Inca myth inspired Ollantay, designated by the composer as "Tres movimientos sinfónicos" and usually in English as "A Symphonic Triptych." It premiered under the baton of Erich Kleiber. The score falls between two stools. Lacking symphonic argument, it's not a symphony and much too sketchy for a ballet. I guess you'd call it a tone poem, but unlike, for example, Strauss's Don Quixote, it doesn't mickey-mouse the plot. The first movement evokes the Andes with the lonely sound of a solo Indian flute. This builds to big statements depicting the majesty and grandeur of the mountains themselves. The second movement, "The Warriors," as you might expect, gives us war music, as Ollantay's hosts ritually prepare for a battle with the forces of the Sun. The music may remind you of the wilder parts of Stravinsky's Rite of Spring. The finale, "The Death of Ollantay," anguishes over the hero's death and prophecy of the destruction of Sun's empire. The music subsides to the opening mood, and after one final outburst, fades out.
The Aztec creation myth, Popul Vuh, occupied Ginastera for decades. Eugene Ormandy commissioned him in the Fifties, and Ginastera left the score with the last of its eight sections partially incomplete when he died in 1983. So much time had passed, however, that the score for all practical purposes had dropped down a hole. Ginastera champion Barbara Nissman brought it to the attention of Leonard Slatkin, who premiered it 1989. In the way it works, it resembles Ollantay – a tone poem for the imagination. Unlike that earlier score, it has few recognizable themes. Instead, it proceeds by color. The piccolo evokes the ancient Aztec culture, the kettledrums the deep forces of the world. The creation turns out to have had its violent moments. We proceed from chaos, to earth, to animals, to the means of life, to humans, to at last a celebration of the heavens. The sounds are both gorgeous and fascinating, and in some mysterious way, Ginastera links them together convincingly. For me, this is the outstanding score on the disc, though your mileage may vary. I think it may well be the composer's masterpiece, finished or not.

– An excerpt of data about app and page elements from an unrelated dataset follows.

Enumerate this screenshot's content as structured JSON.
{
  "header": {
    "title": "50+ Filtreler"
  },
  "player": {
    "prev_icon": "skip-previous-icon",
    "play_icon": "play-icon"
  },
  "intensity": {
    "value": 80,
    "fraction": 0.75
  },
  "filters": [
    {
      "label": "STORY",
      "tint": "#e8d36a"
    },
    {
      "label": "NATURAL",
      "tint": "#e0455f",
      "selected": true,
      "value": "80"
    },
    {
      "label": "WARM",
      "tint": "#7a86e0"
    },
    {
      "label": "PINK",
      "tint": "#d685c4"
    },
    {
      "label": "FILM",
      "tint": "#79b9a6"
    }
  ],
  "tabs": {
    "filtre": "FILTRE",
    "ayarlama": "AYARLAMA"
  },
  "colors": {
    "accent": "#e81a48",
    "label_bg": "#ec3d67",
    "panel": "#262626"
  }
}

Ben-Dor proved her Ginastera chops in her earlier releases of the popular ballets and of the Variaciones concertantes and the Glosses on Themes of Pablo Casals. She gets great playing not only from the LSO, but from every one of her ensembles. Her Popul Vuh especially impressed me, since it's a hard score to keep together, and she makes the music both coherent and exciting. The sound is excellent.
Copyright © 2012, Steve Schwartz.